is Macbeth really a moral agent, though? Does he, in any sense, have a "free" will to chose to sin or not to sin? WCF refers to secondary causes through which God acts such that sin is never directly attributable to him; Shakespeare, on the other hand, directly writes Macbeth's thoughts and deeds with his own pen.
Jul
31
asked What is synthetic theology?
Jul
31
comment What is the scriptural evidence that faith comes from God?
Don't take any of that to denigrate your answer or reasoning. I quite agree with you, but I'm just looking to strengthen the support for the position.
Jul
31
comment What is the scriptural evidence that faith comes from God?
Running the risk of the moderators kicking us over to chat for extended commenting.... Perhaps synthetic theology doesn't mean what I thought it meant. Actually, I know of a good forum to ask such a question! As far as interpretation being informed by doctrine... I see your point. We're certainly influenced by it, but it begs the question on where your systematics comes from. I argue that it should be biblically based itself, whence arises the question "is there scriptural support for regeneration preceding conversion", which may bring us right back where we started!
Jul
31
revised What is the scriptural evidence that faith comes from God?
added 11 characters in body

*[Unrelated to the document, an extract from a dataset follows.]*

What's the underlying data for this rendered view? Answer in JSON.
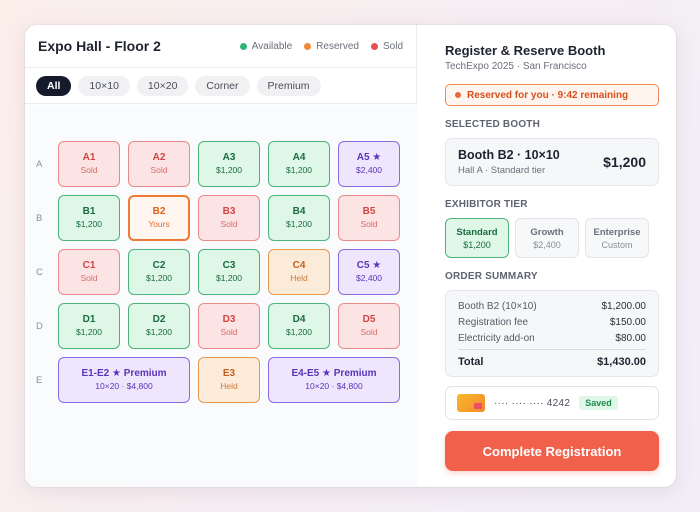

Jul
31
comment What is the scriptural evidence that faith comes from God?
Actually, I shouldn't say yes and no. It does answer it... it's just not the answer I was hoping for :). But I appreciate your commitment to what the scripture is intending, and not trying to read into it something just to support your position.
Jul
31
comment What is the scriptural evidence that faith comes from God?
Yes and no. Actually, the thing I liked about your answer is that it's the only one citing scriptural evidence rather than just theological positions. But it sounds from your comment that you need the synthetics to inform your position.
Jul
31
revised What is the scriptural evidence that faith comes from God?
deleted 2 characters in body
Jul
31
comment What is the scriptural evidence that faith comes from God?
Also, I hope you don't mind my edits... I'm just a little OCD with separating out the quotations--it just makes it easier for me to read. Feel free to reverse my edit if you disagree.
Jul
31
comment What is the scriptural evidence that faith comes from God?
Adrian, +1 and thanks for the response--I'm most interested in the Ephesians passage. I assume your position is that the "it" refers to faith, right? I can see this also explained as though "it" refers to salvation, i.e., "...salvation is the gift of God, not a result of works..." Would you consider expanding on that?
Jul
31
revised What is the scriptural evidence that faith comes from God?
added formatting to set apart the scriptural quotations
Jul
30
asked What is the scriptural evidence that faith comes from God?
Jul
30
comment Did the cross permanently affect the intra-trinitarian relationship?
That's a good counter-argument. It seems like sound reasoning that it would contradict immutability (which is not without scriptural support itself), but I could potentially be convinced either way. It might be useful if you could expand on that to counter Affable Geek's position.